“Houston, Tokyo, Chicago, Montreal, Vienna, Singapore, Germany—all these places have built their way to affordable housing. They’re not alone. Housing economist Issi Romem has detailed the numerous American metro areas that have done the same: Atlanta, Charlotte, Dallas, Las Vegas, Orlando, Phoenix, Raleigh, and more. Many more. They have done so mostly by sprawling like Houston.
“Houston, for example, can be Cascadia’s model for how easy it ought to be to get permits to build homes—if we believed, as Houston does, that building homes is in itself a good thing, our permitting processes would encourage rather than discourage it through endless months of hoop-jumping and politicized reviews. Tokyo, meanwhile, reminds us that placing control over development at senior levels of government, and making development of urban property a right of its owner, helps to elevate the broad public interest in abundant housing choices over parochial opposition to change. (Leaders in California have recently succeeded in passing a raft of new laws to act upon this lesson.) Chicago teaches that a pro-housing political orientation can provide abundant housing even under conventional zoning in a deep blue city, while Montreal offers Cascadia a model of a cityscape no longer of single-family homes but of three-story rowhouses, walk-up apartments, and condominiums on quiet, tree-lined streets close to transit and neighborhood centers. Singapore’s lesson is the promise of erecting high-density, park-like “new towns” on underused city land. And Germany shows us that a future is possible where housing is no longer an investment vehicle but “a very durable consumption good that provides a stream of housing services, not a ticket to financial gain.”

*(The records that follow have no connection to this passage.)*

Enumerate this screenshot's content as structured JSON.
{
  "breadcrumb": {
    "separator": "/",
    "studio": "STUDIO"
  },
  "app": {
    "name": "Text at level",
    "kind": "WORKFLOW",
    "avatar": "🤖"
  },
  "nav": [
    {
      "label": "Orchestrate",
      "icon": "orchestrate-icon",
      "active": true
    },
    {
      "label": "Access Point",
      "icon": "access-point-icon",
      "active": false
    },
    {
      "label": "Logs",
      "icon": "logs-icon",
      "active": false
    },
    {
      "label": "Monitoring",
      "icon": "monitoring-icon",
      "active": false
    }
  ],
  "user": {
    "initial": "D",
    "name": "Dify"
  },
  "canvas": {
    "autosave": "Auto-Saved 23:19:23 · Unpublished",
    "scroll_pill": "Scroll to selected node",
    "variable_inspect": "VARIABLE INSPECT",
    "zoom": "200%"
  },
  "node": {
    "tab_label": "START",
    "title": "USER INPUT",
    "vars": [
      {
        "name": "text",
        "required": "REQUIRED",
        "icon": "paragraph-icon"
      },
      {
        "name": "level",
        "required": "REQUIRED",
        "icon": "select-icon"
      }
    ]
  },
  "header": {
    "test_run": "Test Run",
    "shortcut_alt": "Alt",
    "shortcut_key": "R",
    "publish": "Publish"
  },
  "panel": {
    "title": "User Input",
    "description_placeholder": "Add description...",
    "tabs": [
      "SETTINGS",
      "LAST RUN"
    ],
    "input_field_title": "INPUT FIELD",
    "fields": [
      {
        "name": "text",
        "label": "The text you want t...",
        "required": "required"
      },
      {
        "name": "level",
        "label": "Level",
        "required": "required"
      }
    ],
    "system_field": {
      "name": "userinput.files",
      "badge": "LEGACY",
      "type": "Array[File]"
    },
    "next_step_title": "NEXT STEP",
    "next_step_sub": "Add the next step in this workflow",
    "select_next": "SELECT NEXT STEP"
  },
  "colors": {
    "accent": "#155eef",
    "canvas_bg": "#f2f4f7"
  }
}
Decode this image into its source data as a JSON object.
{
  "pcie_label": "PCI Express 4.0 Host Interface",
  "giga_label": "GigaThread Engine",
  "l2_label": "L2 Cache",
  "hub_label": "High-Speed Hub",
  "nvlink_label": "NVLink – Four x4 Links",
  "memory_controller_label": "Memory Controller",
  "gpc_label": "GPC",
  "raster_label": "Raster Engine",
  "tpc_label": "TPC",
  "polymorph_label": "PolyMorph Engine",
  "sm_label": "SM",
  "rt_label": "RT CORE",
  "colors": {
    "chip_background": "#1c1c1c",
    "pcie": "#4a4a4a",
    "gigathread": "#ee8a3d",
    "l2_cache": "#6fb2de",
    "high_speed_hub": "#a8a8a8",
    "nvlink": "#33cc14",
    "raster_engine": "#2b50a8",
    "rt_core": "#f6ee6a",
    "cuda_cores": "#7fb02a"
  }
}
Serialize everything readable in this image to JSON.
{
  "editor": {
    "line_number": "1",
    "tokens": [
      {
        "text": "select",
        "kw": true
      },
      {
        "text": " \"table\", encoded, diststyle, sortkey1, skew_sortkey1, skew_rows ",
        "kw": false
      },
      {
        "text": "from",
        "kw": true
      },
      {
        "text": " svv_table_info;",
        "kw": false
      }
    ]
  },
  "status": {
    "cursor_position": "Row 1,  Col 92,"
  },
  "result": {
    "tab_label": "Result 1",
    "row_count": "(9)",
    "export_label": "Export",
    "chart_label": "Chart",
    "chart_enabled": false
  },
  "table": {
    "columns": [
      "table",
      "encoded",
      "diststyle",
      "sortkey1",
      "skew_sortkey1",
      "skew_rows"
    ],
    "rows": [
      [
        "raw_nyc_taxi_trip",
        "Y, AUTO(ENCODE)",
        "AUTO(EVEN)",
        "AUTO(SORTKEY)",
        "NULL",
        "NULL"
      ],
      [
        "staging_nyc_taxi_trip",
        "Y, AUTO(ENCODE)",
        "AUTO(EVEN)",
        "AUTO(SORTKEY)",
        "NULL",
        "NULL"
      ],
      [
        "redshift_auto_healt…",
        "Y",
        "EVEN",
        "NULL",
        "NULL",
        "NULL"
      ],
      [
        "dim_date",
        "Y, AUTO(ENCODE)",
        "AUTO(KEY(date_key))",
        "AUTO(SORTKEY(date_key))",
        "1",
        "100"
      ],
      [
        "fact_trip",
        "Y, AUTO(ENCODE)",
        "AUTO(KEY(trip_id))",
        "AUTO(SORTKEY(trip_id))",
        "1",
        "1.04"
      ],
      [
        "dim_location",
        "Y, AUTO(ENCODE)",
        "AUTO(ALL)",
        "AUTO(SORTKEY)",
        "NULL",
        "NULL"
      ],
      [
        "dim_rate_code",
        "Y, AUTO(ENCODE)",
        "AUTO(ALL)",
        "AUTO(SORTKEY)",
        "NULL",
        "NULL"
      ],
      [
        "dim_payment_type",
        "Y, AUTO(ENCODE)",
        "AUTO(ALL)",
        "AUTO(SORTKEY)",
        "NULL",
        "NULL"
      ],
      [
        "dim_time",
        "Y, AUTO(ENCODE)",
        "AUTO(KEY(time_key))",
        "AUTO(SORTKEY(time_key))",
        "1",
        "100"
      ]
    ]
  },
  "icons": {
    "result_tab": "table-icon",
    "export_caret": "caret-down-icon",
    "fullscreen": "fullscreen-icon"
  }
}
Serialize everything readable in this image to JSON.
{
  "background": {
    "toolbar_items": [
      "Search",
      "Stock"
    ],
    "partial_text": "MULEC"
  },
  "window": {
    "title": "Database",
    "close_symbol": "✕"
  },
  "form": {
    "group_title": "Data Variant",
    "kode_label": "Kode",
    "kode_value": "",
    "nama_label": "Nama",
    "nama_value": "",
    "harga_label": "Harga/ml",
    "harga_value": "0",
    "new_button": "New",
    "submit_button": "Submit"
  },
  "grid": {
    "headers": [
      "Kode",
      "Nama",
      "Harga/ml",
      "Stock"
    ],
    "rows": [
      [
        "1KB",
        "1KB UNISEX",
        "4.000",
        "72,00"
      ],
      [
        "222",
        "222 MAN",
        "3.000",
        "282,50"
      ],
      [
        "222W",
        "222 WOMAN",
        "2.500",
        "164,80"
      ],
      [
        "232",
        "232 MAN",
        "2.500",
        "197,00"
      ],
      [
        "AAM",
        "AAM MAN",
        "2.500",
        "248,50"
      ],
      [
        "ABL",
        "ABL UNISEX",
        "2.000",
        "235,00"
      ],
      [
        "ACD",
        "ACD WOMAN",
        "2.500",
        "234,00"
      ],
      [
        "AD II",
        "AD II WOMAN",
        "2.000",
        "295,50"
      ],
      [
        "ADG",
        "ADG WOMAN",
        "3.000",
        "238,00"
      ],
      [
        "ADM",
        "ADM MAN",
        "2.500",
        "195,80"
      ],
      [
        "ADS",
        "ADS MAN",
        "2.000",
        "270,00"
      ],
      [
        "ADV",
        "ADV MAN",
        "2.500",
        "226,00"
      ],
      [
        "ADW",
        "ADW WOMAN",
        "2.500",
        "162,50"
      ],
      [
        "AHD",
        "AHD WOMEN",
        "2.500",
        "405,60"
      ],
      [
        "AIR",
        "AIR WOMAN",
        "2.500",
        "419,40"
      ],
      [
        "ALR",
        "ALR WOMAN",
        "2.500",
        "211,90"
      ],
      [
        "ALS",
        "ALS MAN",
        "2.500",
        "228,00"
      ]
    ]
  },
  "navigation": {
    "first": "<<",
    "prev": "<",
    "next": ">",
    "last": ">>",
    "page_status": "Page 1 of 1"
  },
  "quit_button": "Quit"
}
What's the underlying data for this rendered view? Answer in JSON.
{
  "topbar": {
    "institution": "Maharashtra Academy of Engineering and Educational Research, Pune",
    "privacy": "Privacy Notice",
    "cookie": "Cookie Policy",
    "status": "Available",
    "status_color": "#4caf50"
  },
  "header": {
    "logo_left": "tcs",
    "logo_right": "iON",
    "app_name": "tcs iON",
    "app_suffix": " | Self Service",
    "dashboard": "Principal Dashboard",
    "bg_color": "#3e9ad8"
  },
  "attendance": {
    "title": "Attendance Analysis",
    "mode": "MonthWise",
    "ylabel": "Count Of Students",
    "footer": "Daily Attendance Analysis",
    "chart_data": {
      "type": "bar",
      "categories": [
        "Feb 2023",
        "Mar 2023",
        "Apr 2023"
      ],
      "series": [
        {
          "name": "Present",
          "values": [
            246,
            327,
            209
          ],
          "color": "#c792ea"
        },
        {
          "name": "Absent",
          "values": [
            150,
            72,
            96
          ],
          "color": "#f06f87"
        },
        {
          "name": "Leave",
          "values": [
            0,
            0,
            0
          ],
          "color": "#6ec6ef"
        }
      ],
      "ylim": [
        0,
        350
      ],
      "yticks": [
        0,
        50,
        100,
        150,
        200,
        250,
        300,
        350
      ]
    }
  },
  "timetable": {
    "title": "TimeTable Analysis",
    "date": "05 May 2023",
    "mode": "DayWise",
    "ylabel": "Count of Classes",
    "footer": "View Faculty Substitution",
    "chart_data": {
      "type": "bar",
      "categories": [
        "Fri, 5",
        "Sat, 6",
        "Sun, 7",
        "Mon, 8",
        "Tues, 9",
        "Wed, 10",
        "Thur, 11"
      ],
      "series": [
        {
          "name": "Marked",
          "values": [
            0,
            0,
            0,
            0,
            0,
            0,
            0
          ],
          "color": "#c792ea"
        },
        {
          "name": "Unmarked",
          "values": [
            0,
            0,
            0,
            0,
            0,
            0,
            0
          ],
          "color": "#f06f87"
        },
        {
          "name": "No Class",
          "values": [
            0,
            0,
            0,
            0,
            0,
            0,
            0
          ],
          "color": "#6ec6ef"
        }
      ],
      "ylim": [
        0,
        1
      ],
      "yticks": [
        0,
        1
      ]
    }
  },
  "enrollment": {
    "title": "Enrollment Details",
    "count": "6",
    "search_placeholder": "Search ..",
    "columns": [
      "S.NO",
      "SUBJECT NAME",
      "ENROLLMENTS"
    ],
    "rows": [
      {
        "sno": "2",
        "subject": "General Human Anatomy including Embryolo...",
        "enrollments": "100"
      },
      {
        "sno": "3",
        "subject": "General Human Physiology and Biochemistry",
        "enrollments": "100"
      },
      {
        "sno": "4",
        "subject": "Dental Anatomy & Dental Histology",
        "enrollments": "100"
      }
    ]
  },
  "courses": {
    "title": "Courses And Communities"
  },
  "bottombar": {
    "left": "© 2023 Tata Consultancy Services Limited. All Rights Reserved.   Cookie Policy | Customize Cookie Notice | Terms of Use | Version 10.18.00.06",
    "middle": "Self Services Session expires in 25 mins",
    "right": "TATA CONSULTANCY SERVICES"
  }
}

“And it is simple: Yes, you can build your way to affordable housing. Aside from economic decline and depopulation, it is the only strategy that actually works. You can do it through a state monopoly as in Singapore, an array of public and limited-profit associations as in Vienna, or private developers as in Chicago, Germany, Houston, or Montreal. But to have affordable housing, you have to build homes in great abundance, and without that, other affordability strategies such as rent control and inclusionary zoning can be fruitless or counterproductive, as in San Francisco. Building plenty of housing is not just one way to affordability, it is the only way—the foundation on which other affordability solutions, measures against displacement, and programs for inclusion rest.”